Records shown:
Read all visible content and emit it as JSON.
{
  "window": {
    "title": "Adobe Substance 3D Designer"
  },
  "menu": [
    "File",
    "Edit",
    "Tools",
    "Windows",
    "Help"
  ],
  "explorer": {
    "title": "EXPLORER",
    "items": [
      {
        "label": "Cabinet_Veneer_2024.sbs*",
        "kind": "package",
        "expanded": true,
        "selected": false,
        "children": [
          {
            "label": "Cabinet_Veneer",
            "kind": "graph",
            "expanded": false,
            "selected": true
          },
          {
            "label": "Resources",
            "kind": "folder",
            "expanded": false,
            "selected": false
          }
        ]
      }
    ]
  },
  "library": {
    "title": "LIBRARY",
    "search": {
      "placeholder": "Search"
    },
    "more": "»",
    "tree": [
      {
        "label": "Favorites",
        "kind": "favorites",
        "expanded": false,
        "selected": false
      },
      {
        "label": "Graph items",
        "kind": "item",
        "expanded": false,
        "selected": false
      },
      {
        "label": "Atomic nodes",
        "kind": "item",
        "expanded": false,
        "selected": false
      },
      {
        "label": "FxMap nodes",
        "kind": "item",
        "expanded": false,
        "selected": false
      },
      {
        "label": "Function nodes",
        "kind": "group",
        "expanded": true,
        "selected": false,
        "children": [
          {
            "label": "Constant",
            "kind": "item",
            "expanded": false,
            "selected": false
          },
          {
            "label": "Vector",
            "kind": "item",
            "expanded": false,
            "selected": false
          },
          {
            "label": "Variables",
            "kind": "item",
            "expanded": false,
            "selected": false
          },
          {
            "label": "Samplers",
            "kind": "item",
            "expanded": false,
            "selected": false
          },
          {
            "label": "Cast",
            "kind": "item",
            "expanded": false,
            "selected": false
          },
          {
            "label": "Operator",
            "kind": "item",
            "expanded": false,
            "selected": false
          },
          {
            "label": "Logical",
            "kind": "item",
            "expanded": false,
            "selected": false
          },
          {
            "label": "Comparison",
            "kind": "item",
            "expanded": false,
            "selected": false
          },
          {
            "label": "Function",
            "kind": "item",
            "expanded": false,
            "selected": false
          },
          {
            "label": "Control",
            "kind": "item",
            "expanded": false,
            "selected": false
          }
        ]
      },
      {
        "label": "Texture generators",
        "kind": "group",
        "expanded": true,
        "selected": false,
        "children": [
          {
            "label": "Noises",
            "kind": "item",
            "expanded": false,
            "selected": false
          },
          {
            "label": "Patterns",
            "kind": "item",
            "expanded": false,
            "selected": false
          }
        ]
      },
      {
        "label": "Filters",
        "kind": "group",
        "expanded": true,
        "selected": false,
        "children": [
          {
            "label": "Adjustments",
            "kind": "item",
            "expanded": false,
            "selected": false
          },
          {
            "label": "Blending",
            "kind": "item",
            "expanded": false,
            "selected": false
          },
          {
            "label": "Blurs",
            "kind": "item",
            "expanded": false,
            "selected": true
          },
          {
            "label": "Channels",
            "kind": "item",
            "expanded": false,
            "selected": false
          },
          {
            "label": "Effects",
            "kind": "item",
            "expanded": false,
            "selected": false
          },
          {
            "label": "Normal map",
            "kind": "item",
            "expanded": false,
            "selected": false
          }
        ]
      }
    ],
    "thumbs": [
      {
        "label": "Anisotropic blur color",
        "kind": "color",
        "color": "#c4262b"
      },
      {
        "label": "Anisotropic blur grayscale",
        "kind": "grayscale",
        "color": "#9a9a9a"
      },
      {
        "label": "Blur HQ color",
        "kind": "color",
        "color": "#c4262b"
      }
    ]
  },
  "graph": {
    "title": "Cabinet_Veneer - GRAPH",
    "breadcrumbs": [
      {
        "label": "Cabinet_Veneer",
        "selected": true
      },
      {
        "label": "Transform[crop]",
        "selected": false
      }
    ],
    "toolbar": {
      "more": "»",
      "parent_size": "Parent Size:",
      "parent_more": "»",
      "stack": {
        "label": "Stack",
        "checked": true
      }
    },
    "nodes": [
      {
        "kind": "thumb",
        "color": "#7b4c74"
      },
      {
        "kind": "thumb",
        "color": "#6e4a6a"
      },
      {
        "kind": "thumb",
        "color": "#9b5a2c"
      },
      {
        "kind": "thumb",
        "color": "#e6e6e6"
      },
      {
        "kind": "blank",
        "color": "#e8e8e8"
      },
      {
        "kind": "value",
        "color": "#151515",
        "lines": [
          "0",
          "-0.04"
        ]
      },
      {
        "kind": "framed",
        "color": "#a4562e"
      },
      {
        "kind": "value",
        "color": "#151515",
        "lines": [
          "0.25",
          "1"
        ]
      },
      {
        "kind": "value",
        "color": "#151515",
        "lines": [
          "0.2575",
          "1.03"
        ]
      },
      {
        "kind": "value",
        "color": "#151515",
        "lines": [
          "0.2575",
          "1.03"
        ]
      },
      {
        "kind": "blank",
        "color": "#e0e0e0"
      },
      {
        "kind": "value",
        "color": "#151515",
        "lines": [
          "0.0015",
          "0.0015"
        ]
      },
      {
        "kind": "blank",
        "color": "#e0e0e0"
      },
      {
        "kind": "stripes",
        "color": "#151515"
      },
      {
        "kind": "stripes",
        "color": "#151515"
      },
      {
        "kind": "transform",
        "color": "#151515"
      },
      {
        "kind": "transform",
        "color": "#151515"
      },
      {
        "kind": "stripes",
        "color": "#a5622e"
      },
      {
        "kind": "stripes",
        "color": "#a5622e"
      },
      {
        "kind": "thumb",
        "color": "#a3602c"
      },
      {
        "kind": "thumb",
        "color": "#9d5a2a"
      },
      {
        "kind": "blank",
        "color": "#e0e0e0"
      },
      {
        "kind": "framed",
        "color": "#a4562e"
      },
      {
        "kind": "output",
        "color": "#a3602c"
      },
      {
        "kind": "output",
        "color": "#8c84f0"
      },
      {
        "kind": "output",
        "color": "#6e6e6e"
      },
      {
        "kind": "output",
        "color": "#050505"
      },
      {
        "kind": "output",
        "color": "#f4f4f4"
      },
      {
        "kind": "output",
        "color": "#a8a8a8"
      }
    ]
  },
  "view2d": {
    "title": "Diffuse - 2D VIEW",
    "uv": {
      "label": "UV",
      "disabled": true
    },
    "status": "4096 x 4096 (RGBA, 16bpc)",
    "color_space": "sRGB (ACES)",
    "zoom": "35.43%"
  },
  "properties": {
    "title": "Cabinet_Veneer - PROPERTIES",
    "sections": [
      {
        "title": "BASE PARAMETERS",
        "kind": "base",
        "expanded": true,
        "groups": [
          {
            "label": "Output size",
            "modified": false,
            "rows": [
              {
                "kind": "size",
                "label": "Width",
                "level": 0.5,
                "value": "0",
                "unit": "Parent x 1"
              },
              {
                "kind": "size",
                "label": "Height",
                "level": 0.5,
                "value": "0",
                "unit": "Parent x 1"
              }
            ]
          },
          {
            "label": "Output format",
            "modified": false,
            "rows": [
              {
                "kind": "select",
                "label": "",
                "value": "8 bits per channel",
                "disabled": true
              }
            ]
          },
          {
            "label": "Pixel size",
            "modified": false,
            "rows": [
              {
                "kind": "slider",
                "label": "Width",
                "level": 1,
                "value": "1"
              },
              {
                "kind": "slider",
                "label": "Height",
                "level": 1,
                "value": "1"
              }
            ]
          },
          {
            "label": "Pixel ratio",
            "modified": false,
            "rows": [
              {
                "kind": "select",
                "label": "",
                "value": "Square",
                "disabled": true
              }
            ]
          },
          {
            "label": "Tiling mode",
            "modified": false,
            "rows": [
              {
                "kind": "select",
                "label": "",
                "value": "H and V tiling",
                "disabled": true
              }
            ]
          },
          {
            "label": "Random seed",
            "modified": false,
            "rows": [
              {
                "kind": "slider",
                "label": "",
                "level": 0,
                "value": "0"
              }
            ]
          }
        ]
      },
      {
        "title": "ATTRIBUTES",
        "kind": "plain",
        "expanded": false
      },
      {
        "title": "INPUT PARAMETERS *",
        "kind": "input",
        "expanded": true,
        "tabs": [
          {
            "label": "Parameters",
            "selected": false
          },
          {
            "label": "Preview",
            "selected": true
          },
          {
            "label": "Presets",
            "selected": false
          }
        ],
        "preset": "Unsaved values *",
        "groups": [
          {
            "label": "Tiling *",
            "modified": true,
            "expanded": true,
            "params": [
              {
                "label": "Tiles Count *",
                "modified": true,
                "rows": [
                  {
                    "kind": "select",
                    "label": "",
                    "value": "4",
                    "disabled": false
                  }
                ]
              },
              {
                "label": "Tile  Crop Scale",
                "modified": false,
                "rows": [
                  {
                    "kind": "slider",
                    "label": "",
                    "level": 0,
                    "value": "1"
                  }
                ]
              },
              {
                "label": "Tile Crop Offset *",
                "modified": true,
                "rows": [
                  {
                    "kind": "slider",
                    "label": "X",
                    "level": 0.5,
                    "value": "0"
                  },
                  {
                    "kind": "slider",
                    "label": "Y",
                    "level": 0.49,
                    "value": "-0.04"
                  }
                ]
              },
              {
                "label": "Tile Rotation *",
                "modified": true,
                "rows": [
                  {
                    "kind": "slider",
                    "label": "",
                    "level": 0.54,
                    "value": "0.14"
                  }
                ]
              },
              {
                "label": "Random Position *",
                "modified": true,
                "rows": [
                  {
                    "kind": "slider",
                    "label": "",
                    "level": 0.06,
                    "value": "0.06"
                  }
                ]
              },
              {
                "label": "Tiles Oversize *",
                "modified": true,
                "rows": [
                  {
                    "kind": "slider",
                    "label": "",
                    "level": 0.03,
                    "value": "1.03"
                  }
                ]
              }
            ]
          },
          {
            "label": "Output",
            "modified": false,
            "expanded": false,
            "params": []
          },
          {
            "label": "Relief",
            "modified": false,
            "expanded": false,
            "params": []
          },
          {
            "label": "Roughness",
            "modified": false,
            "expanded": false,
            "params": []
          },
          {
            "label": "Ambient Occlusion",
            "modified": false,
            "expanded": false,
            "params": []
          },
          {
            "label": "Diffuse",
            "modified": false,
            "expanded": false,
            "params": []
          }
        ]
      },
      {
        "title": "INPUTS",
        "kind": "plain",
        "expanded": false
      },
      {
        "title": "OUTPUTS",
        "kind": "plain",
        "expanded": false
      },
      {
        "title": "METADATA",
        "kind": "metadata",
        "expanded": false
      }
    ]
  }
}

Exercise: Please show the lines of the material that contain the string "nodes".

Your response:
        "label": "Atomic nodes",
        "label": "FxMap nodes",
        "label": "Function nodes",
    "nodes": [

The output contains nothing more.